BBS has spent the past decade creating music that fuses the fast-paced rave sound with hardcore electro-rock. Fueled by a barrage of stunning visuals and lighting, the intensity of a BBS' concert can only be described as a combination of The Chemical Brothers and Nine Inch Nails, both of whom have had long and successful careers in America; which is why, for the first time in their illustrious 15 year career, Boom Boom Satellites decided to digitally release their most recent album, Exposed, in America. "What Goes Round Comes Around," off Exposed has already been featured in a commercial for Dodge, and two other songs, "Easy Action" and "Shut Up And Explode" have also appeared in separate Japanese anime productions.With Japanamania still rampant, America is ready for a J-music hero to emerge. A band with enough talent to show the international community that Japan not only imports music from around the world, but a country that cultivates and exports its own, unique sound; and no group is more ready to carry that torch than Boom Boom Satellites.
Sam Frank (SF): Good evening. Thank you for speaking with me tonight. Before we begin I wanted to congratulate you on winning Japanese Magazine's best album of 2006 award for ON. I bought that album before leaving Japan in 2006 and rocked out to it the entire 14 hour flight home. Coming off the success of ON was there any particular sound you were striving for while recording your most recent album, Exposed?
SF: Who were some of the artists that originally got you into electronic music?
SF: It's great that you were able to have such personal experiences with these pioneers of the game. Security is so tight now that it would probably be harder to have those kinds of moments. Although Exposed is being released "digitally" in America it actually hit stores in Japan exactly a year ago, do you think it's being embraced more by Japanese fans or international fans?
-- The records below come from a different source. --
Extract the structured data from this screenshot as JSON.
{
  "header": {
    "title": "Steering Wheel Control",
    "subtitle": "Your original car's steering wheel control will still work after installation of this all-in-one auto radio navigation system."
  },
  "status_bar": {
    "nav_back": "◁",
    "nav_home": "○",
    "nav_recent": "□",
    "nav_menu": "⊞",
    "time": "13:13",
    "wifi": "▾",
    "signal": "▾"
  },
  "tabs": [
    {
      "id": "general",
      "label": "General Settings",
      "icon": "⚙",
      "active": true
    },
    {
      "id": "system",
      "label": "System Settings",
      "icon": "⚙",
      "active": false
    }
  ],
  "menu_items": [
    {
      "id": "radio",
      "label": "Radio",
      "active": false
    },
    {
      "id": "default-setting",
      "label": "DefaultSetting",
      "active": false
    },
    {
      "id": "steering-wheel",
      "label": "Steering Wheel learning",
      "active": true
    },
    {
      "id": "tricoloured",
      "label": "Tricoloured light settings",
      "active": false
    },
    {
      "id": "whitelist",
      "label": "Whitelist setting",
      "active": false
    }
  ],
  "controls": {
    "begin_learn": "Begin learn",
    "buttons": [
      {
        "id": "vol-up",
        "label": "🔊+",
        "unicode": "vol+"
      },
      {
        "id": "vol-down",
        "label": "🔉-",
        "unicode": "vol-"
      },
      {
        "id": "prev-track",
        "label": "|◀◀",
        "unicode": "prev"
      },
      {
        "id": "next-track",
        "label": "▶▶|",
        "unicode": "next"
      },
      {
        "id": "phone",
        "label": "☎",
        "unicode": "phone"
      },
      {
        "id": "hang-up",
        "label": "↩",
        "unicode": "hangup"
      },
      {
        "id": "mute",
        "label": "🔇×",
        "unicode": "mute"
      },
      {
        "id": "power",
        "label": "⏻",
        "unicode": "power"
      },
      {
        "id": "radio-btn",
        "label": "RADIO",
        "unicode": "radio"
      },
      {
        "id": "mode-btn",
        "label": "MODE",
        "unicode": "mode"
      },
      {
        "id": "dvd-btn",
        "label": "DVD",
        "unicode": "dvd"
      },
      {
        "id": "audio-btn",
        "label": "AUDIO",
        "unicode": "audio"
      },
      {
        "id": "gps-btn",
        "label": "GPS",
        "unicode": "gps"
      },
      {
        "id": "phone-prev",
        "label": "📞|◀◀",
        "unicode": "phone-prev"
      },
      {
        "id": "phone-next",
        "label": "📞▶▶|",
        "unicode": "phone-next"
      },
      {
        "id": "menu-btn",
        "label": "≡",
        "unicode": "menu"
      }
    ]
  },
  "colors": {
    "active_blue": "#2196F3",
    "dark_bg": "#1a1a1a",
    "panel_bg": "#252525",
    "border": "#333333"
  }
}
SF: Would you like to tour America sometime in the future?
SF: Is there anything you would like to say to the Americans who are read this article?
SF: At what age did you start getting serious about becoming a musician?
SF: What sparked your interest to work together?
SF: What did your parents think when you told them your dreams?
SF: The times without that support must have been difficult.
SF: The movie soundtracks your music is featured on appears to be mostly animations. Are you into Anime?
SF: Just watching the video for "Moment I Can" off 2005's Full Of Elevating Pleasures I can tell you guys take visuals very seriously.
SF: Are your live gigs just as intense as the videos?
SF: It appears that 2008 has been a pivotal year for the Boom Boom Satellites. So what's next for guys?
SF: Has the past success changed the way Boom Boom Satellites music is created?